***** Given data

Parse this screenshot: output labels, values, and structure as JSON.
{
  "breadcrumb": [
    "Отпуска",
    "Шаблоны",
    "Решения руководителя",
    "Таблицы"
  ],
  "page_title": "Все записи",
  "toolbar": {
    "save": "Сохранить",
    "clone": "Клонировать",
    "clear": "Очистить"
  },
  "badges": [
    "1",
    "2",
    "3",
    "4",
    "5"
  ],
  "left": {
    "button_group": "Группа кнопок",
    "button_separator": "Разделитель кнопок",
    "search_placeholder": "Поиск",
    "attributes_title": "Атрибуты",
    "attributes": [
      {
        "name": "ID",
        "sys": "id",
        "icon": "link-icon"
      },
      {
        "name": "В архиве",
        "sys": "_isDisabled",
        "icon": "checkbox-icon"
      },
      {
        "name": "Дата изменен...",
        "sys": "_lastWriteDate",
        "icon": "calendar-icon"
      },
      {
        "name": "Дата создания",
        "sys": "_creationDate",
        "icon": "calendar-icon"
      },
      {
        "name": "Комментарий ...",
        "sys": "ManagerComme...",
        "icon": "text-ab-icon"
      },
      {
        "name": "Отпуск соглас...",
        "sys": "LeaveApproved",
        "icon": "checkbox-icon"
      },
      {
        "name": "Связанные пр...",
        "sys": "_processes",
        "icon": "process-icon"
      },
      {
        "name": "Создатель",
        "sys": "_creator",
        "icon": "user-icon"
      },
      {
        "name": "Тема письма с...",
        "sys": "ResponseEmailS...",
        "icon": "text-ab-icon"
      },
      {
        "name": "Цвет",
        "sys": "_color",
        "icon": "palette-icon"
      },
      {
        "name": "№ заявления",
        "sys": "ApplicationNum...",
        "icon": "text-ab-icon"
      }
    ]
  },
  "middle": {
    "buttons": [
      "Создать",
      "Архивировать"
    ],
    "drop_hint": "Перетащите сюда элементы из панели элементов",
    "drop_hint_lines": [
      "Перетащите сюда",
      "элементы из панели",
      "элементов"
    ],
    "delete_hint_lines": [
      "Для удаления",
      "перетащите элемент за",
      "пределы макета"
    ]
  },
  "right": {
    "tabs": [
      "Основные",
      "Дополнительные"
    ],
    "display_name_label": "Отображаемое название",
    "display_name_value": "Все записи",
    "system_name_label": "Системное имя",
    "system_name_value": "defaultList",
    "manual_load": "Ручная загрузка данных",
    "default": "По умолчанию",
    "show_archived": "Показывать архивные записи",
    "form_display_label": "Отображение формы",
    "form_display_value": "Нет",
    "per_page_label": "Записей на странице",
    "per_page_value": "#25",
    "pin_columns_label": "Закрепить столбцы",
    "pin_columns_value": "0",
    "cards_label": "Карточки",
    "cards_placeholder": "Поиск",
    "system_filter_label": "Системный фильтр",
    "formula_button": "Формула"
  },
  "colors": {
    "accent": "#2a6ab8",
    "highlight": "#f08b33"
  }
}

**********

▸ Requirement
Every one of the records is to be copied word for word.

▸ The completed task
Parse this screenshot: output labels, values, and structure as JSON.
{
  "breadcrumb": [
    "Отпуска",
    "Шаблоны",
    "Решения руководителя",
    "Таблицы"
  ],
  "page_title": "Все записи",
  "toolbar": {
    "save": "Сохранить",
    "clone": "Клонировать",
    "clear": "Очистить"
  },
  "badges": [
    "1",
    "2",
    "3",
    "4",
    "5"
  ],
  "left": {
    "button_group": "Группа кнопок",
    "button_separator": "Разделитель кнопок",
    "search_placeholder": "Поиск",
    "attributes_title": "Атрибуты",
    "attributes": [
      {
        "name": "ID",
        "sys": "id",
        "icon": "link-icon"
      },
      {
        "name": "В архиве",
        "sys": "_isDisabled",
        "icon": "checkbox-icon"
      },
      {
        "name": "Дата изменен...",
        "sys": "_lastWriteDate",
        "icon": "calendar-icon"
      },
      {
        "name": "Дата создания",
        "sys": "_creationDate",
        "icon": "calendar-icon"
      },
      {
        "name": "Комментарий ...",
        "sys": "ManagerComme...",
        "icon": "text-ab-icon"
      },
      {
        "name": "Отпуск соглас...",
        "sys": "LeaveApproved",
        "icon": "checkbox-icon"
      },
      {
        "name": "Связанные пр...",
        "sys": "_processes",
        "icon": "process-icon"
      },
      {
        "name": "Создатель",
        "sys": "_creator",
        "icon": "user-icon"
      },
      {
        "name": "Тема письма с...",
        "sys": "ResponseEmailS...",
        "icon": "text-ab-icon"
      },
      {
        "name": "Цвет",
        "sys": "_color",
        "icon": "palette-icon"
      },
      {
        "name": "№ заявления",
        "sys": "ApplicationNum...",
        "icon": "text-ab-icon"
      }
    ]
  },
  "middle": {
    "buttons": [
      "Создать",
      "Архивировать"
    ],
    "drop_hint": "Перетащите сюда элементы из панели элементов",
    "drop_hint_lines": [
      "Перетащите сюда",
      "элементы из панели",
      "элементов"
    ],
    "delete_hint_lines": [
      "Для удаления",
      "перетащите элемент за",
      "пределы макета"
    ]
  },
  "right": {
    "tabs": [
      "Основные",
      "Дополнительные"
    ],
    "display_name_label": "Отображаемое название",
    "display_name_value": "Все записи",
    "system_name_label": "Системное имя",
    "system_name_value": "defaultList",
    "manual_load": "Ручная загрузка данных",
    "default": "По умолчанию",
    "show_archived": "Показывать архивные записи",
    "form_display_label": "Отображение формы",
    "form_display_value": "Нет",
    "per_page_label": "Записей на странице",
    "per_page_value": "#25",
    "pin_columns_label": "Закрепить столбцы",
    "pin_columns_value": "0",
    "cards_label": "Карточки",
    "cards_placeholder": "Поиск",
    "system_filter_label": "Системный фильтр",
    "formula_button": "Формула"
  },
  "colors": {
    "accent": "#2a6ab8",
    "highlight": "#f08b33"
  }
}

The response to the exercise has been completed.